=== Begin Enclosure ===

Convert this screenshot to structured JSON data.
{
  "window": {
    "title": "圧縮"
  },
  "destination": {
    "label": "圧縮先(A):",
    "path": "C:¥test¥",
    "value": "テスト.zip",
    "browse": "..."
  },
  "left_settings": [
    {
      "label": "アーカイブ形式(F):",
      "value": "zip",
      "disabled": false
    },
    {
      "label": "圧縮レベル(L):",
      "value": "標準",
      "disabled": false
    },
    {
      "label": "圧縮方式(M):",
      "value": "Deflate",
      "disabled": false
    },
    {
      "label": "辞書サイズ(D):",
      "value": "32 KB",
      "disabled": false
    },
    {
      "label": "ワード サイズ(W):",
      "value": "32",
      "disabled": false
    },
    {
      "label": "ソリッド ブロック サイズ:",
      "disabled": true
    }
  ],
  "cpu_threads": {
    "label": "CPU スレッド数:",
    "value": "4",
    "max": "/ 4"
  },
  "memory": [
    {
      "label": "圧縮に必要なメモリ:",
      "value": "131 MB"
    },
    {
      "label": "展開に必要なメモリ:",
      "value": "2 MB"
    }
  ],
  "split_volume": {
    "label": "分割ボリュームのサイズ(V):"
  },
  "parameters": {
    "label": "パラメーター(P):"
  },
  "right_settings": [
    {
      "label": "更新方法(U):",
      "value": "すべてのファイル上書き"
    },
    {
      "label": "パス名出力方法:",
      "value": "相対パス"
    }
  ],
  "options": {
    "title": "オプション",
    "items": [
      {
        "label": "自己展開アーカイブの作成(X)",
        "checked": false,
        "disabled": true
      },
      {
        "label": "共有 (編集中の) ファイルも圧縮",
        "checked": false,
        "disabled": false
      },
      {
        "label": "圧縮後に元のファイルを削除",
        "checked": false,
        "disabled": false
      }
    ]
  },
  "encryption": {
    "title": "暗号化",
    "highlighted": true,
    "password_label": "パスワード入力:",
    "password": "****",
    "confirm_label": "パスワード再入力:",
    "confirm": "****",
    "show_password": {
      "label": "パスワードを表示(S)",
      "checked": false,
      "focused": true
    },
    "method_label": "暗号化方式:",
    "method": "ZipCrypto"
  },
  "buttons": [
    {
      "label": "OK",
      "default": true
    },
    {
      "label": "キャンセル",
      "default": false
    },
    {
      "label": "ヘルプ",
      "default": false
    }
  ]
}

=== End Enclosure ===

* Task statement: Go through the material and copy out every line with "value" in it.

* Problem solution:
    "value": "テスト.zip",
      "value": "zip",
      "value": "標準",
      "value": "Deflate",
      "value": "32 KB",
      "value": "32",
    "value": "4",
      "value": "131 MB"
      "value": "2 MB"
      "value": "すべてのファイル上書き"
      "value": "相対パス"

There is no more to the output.